Audi broke new ground back in 1994 with the original A8, whose all-aluminium body was a breakthrough in the saloon segment. The second-generation A8, launched almost 10 years later in 2003, continued to use the innovative ASF (Audi Space Frame) but was no longer alone in its aluminium niche.
Jaguar had introduced its old-look but new-tech XJ made of the same metal, and Rolls-Royce under BMW rolled out the Phantom around the same time, with an aluminium spaceframe chassis clad in aluminium body panels. The Coupe and Drophead derivatives of the Phantom, along with the radical new “Tata” XJ, are also aluminium cars.
The third-generation A8 is again an object lesson in automotive aluminium, but it has added steel to the equation for the first time. Used for the B-pillars, ostensibly for superior stiffness and better side impact protection, the steel has to be specially attached to the aluminium structure with flow drill screws – a new manufacturing technique.
The A8 bodyshell sports 632 such screws, along with 1847 self-piercing rivets, 202 welding points, 25 metres of MIG-welded seams, six metres of laser-welded seams and 44 metres of bonded seams.
A more interesting set of numbers is provided by the weight savings, which go beyond the well-known aluminium advantage. The A8’s bare body weighs 231kg, roughly 40 percent less than an equivalent steel body, and yet registers a 20 percent increase in torsional rigidity against the previous A8.

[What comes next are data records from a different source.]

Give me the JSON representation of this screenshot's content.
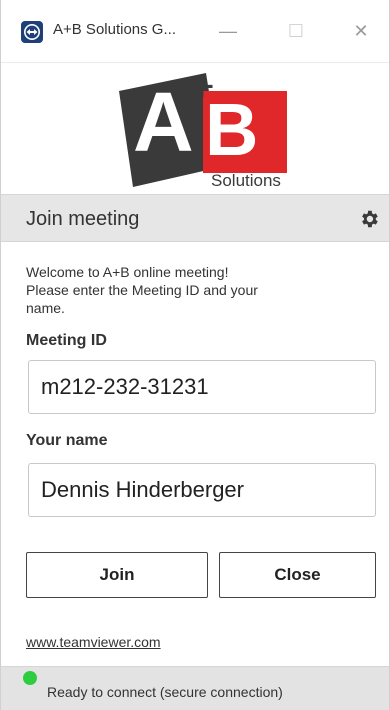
{
  "window": {
    "title": "A+B Solutions G...",
    "minimize_glyph": "—",
    "maximize_glyph": "☐",
    "close_glyph": "✕"
  },
  "logo": {
    "letter_a": "A",
    "plus": "+",
    "letter_b": "B",
    "tagline": "Solutions",
    "colors": {
      "dark": "#3a3a3a",
      "red": "#e0282b"
    }
  },
  "section": {
    "title": "Join meeting",
    "settings_icon": "gear-icon"
  },
  "welcome": {
    "lines": [
      "Welcome to A+B online meeting!",
      "Please enter the Meeting ID and your",
      "name."
    ]
  },
  "form": {
    "meeting_id_label": "Meeting ID",
    "meeting_id_value": "m212-232-31231",
    "name_label": "Your name",
    "name_value": "Dennis Hinderberger"
  },
  "buttons": {
    "join": "Join",
    "close": "Close"
  },
  "footer": {
    "link": "www.teamviewer.com"
  },
  "status": {
    "text": "Ready to connect (secure connection)",
    "color": "#2ecc40"
  }
}
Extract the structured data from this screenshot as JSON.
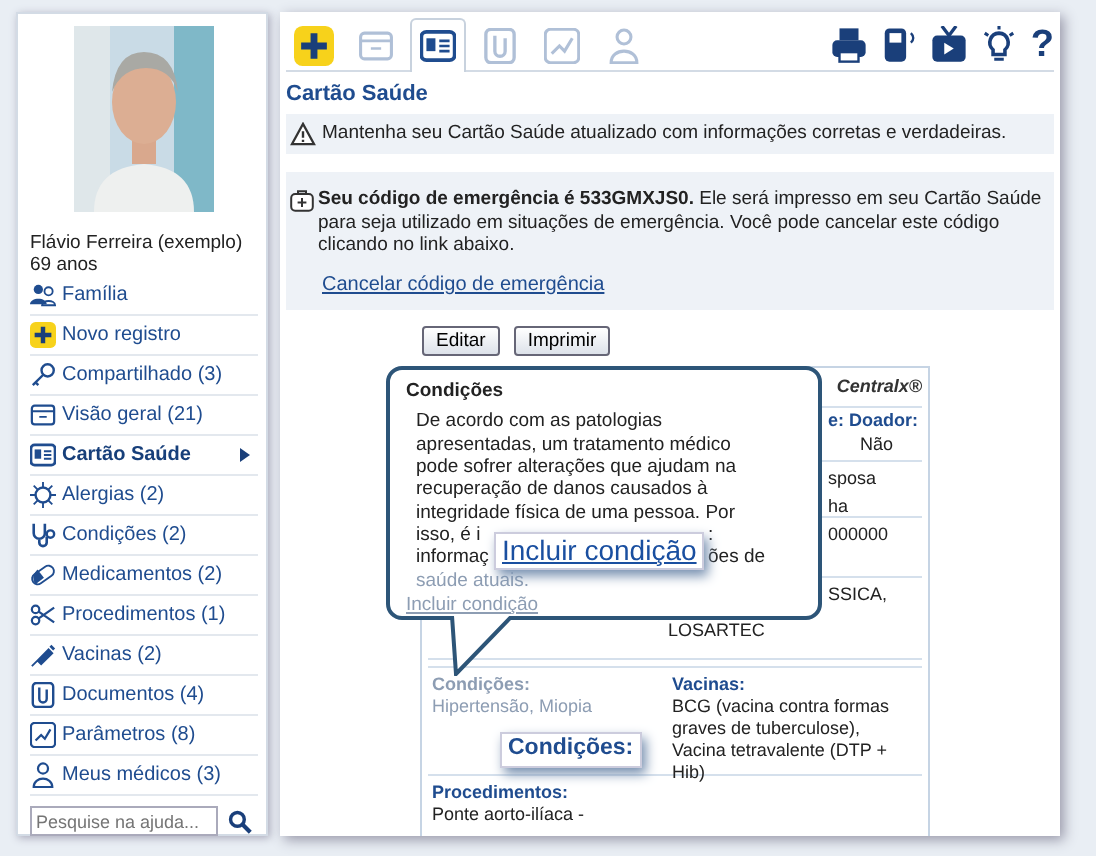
{
  "sidebar": {
    "name": "Flávio Ferreira (exemplo)",
    "age": "69 anos",
    "items": [
      {
        "kind": "family",
        "label": "Família",
        "selected": false
      },
      {
        "kind": "plus",
        "label": "Novo registro",
        "selected": false
      },
      {
        "kind": "key",
        "label": "Compartilhado (3)",
        "selected": false
      },
      {
        "kind": "folder",
        "label": "Visão geral (21)",
        "selected": false
      },
      {
        "kind": "card",
        "label": "Cartão Saúde",
        "selected": true
      },
      {
        "kind": "virus",
        "label": "Alergias (2)",
        "selected": false
      },
      {
        "kind": "stethoscope",
        "label": "Condições (2)",
        "selected": false
      },
      {
        "kind": "pill",
        "label": "Medicamentos (2)",
        "selected": false
      },
      {
        "kind": "scissors",
        "label": "Procedimentos (1)",
        "selected": false
      },
      {
        "kind": "syringe",
        "label": "Vacinas (2)",
        "selected": false
      },
      {
        "kind": "document",
        "label": "Documentos (4)",
        "selected": false
      },
      {
        "kind": "chart",
        "label": "Parâmetros (8)",
        "selected": false
      },
      {
        "kind": "doctor",
        "label": "Meus médicos (3)",
        "selected": false
      }
    ],
    "search": {
      "placeholder": "Pesquise na ajuda..."
    }
  },
  "toolbar": {
    "tabs": [
      {
        "kind": "plus",
        "selected": false,
        "disabled": false
      },
      {
        "kind": "folder",
        "selected": false,
        "disabled": true
      },
      {
        "kind": "card",
        "selected": true,
        "disabled": false
      },
      {
        "kind": "document",
        "selected": false,
        "disabled": true
      },
      {
        "kind": "chart",
        "selected": false,
        "disabled": true
      },
      {
        "kind": "doctor",
        "selected": false,
        "disabled": true
      }
    ],
    "actions": [
      {
        "kind": "printer"
      },
      {
        "kind": "phone"
      },
      {
        "kind": "tv"
      },
      {
        "kind": "bulb"
      },
      {
        "kind": "help",
        "label": "?"
      }
    ]
  },
  "title": "Cartão Saúde",
  "alert": "Mantenha seu Cartão Saúde atualizado com informações corretas e verdadeiras.",
  "emergency": {
    "text": "**Seu código de emergência é 533GMXJS0.** Ele será impresso em seu Cartão Saúde para seja utilizado em situações de emergência. Você pode cancelar este código clicando no link abaixo.",
    "link": "Cancelar código de emergência"
  },
  "buttons": [
    "Editar",
    "Imprimir"
  ],
  "card": {
    "brand": "Centralx®",
    "rows": [
      {
        "texts": [
          "e: Doador:",
          "Não"
        ]
      },
      {
        "texts": [
          "sposa",
          "ha"
        ]
      },
      {
        "texts": [
          "000000"
        ]
      },
      {
        "texts": [
          "SSICA,",
          "LOSARTEC"
        ]
      }
    ],
    "sections": [
      {
        "label": "Condições:",
        "value": "Hipertensão, Miopia",
        "faded": true
      },
      {
        "label": "Vacinas:",
        "value": "BCG (vacina contra formas graves de tuberculose), Vacina tetravalente (DTP + Hib)",
        "faded": false
      }
    ],
    "procedures": {
      "label": "Procedimentos:",
      "value": "Ponte aorto-ilíaca -"
    }
  },
  "tooltip": {
    "title": "Condições",
    "lines": [
      "De acordo com as patologias",
      "apresentadas, um tratamento médico",
      "pode sofrer alterações que ajudam na",
      "recuperação de danos causados à",
      "integridade física de uma pessoa. Por"
    ],
    "split_lines": [
      [
        "isso, é i",
        ":"
      ],
      [
        "informaç",
        "ões de"
      ]
    ],
    "last_line": "saúde atuais.",
    "link": "Incluir condição"
  },
  "magnifiers": [
    {
      "kind": "link",
      "text": "Incluir condição"
    },
    {
      "kind": "label",
      "text": "Condições:"
    }
  ]
}
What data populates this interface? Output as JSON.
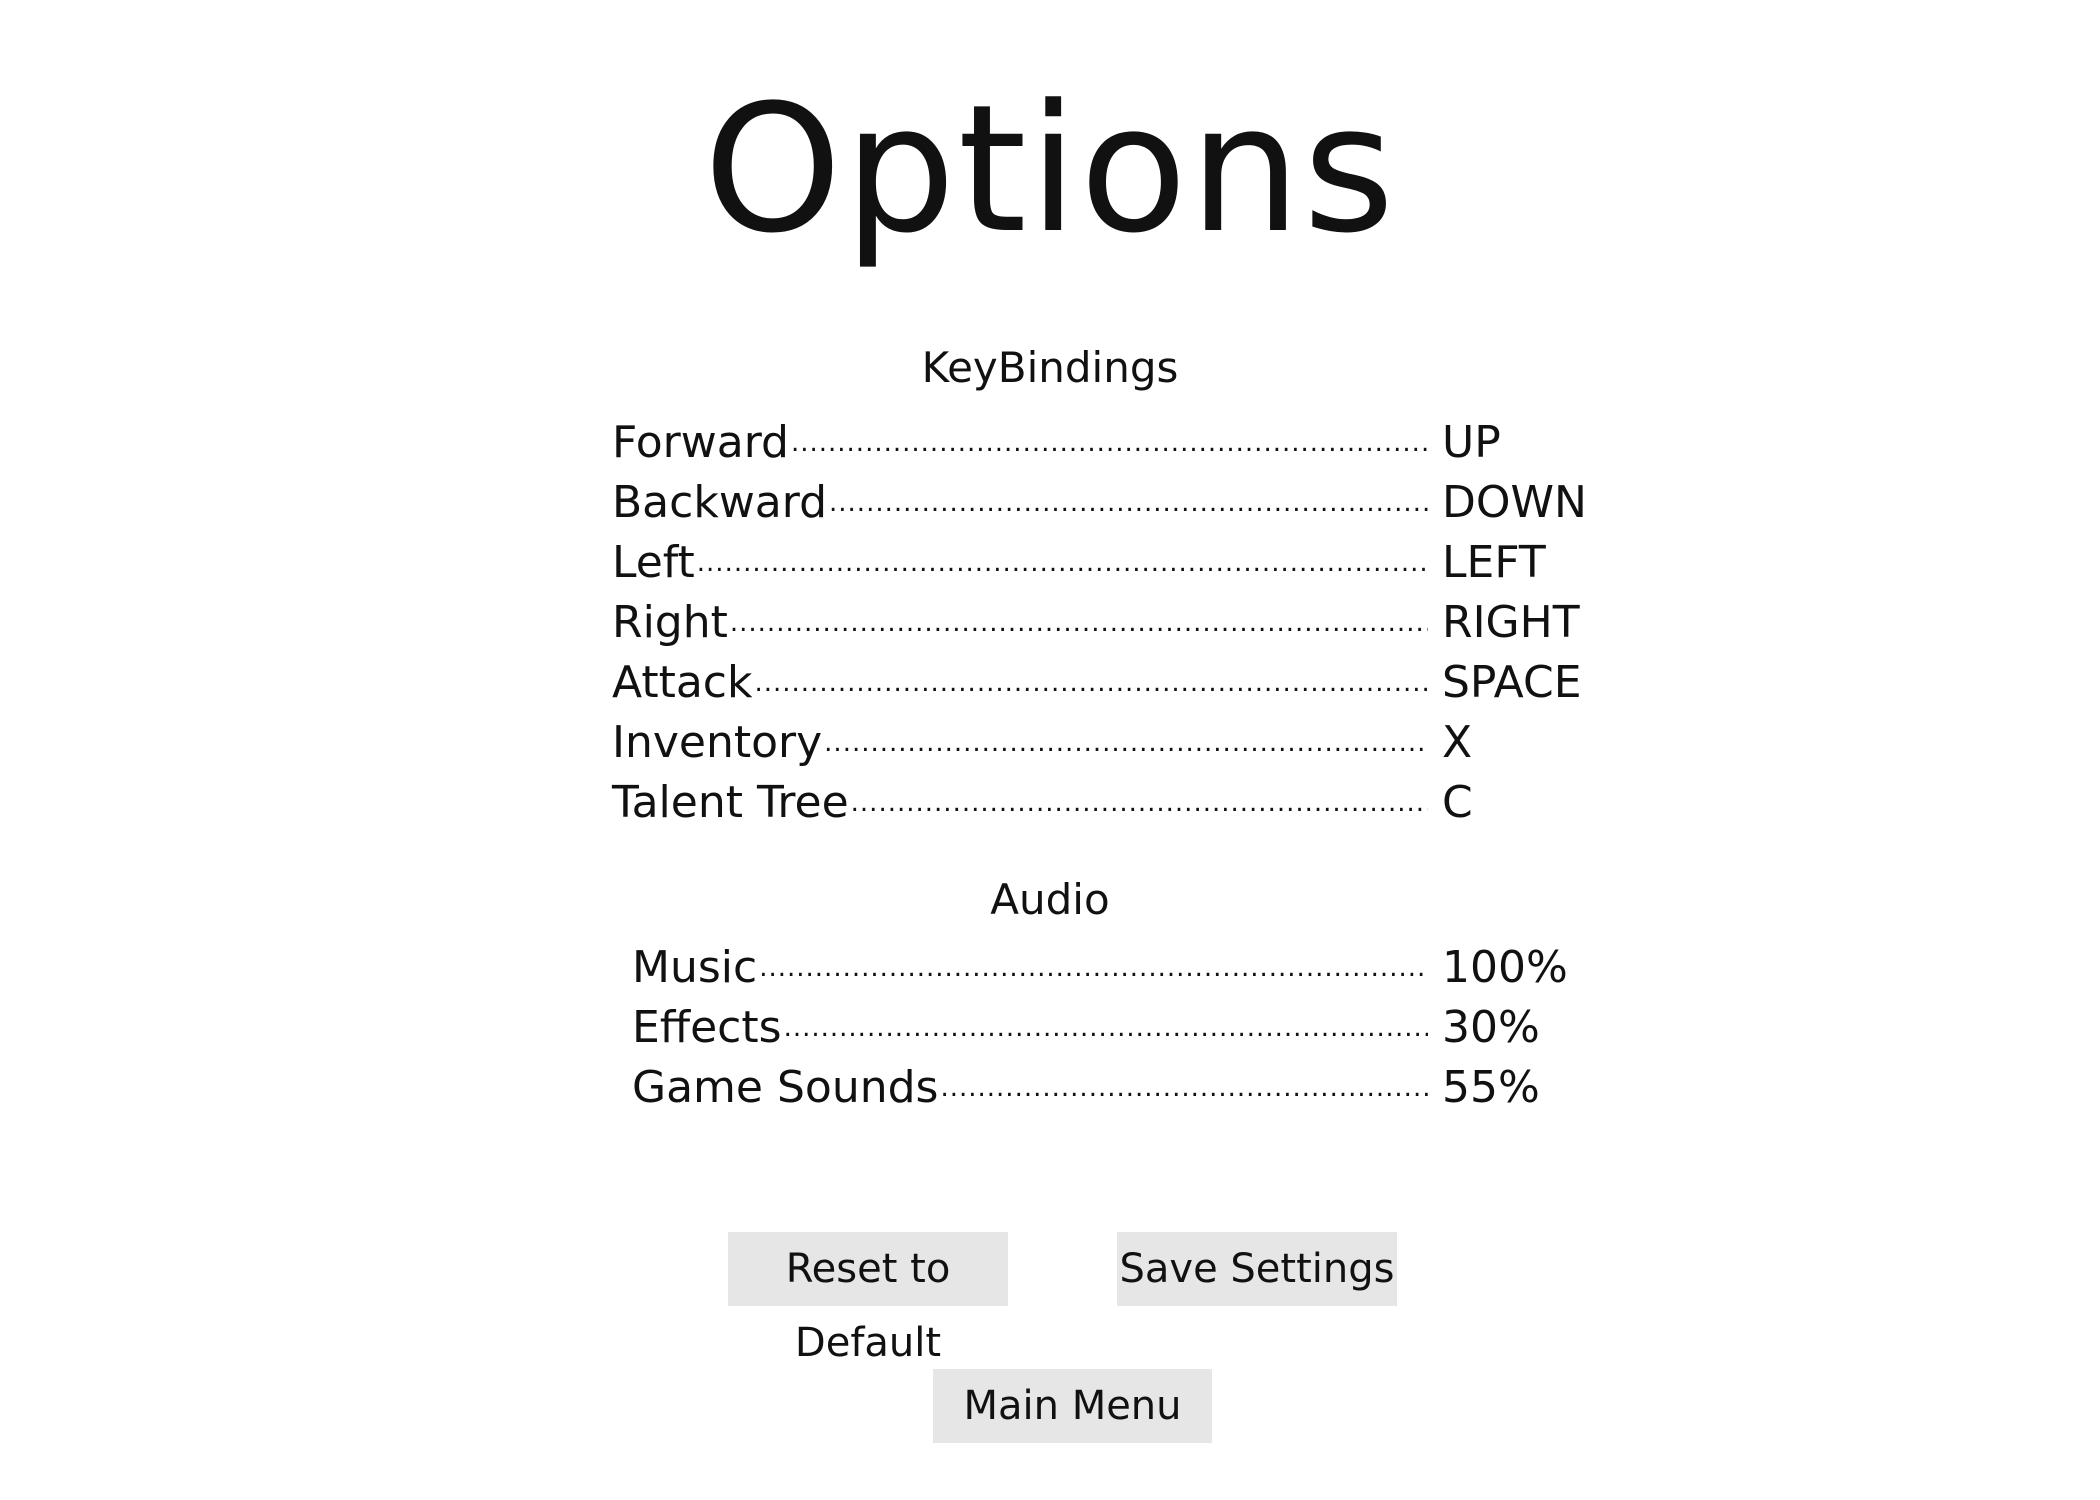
{
  "screen": {
    "title": "Options"
  },
  "keybindings": {
    "heading": "KeyBindings",
    "rows": [
      {
        "label": "Forward",
        "value": "UP"
      },
      {
        "label": "Backward",
        "value": "DOWN"
      },
      {
        "label": "Left",
        "value": "LEFT"
      },
      {
        "label": "Right",
        "value": "RIGHT"
      },
      {
        "label": "Attack",
        "value": "SPACE"
      },
      {
        "label": "Inventory",
        "value": "X"
      },
      {
        "label": "Talent Tree",
        "value": "C"
      }
    ]
  },
  "audio": {
    "heading": "Audio",
    "rows": [
      {
        "label": "Music",
        "value": "100%"
      },
      {
        "label": "Effects",
        "value": "30%"
      },
      {
        "label": "Game Sounds",
        "value": "55%"
      }
    ]
  },
  "buttons": {
    "reset_label": "Reset to Default",
    "save_label": "Save Settings",
    "main_menu_label": "Main Menu"
  },
  "colors": {
    "background": "#ffffff",
    "text": "#111111",
    "button_background": "#e6e6e6"
  }
}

The end result is a fully equipped 4.2-litre V8 A8 that tips the scales at just over 1.8 tonnes. This is some 200kg lighter than a BMW 750Li, and all the more impressive considering the new A8’s extensive luxury equipment and extremely sophisticated vehicular systems.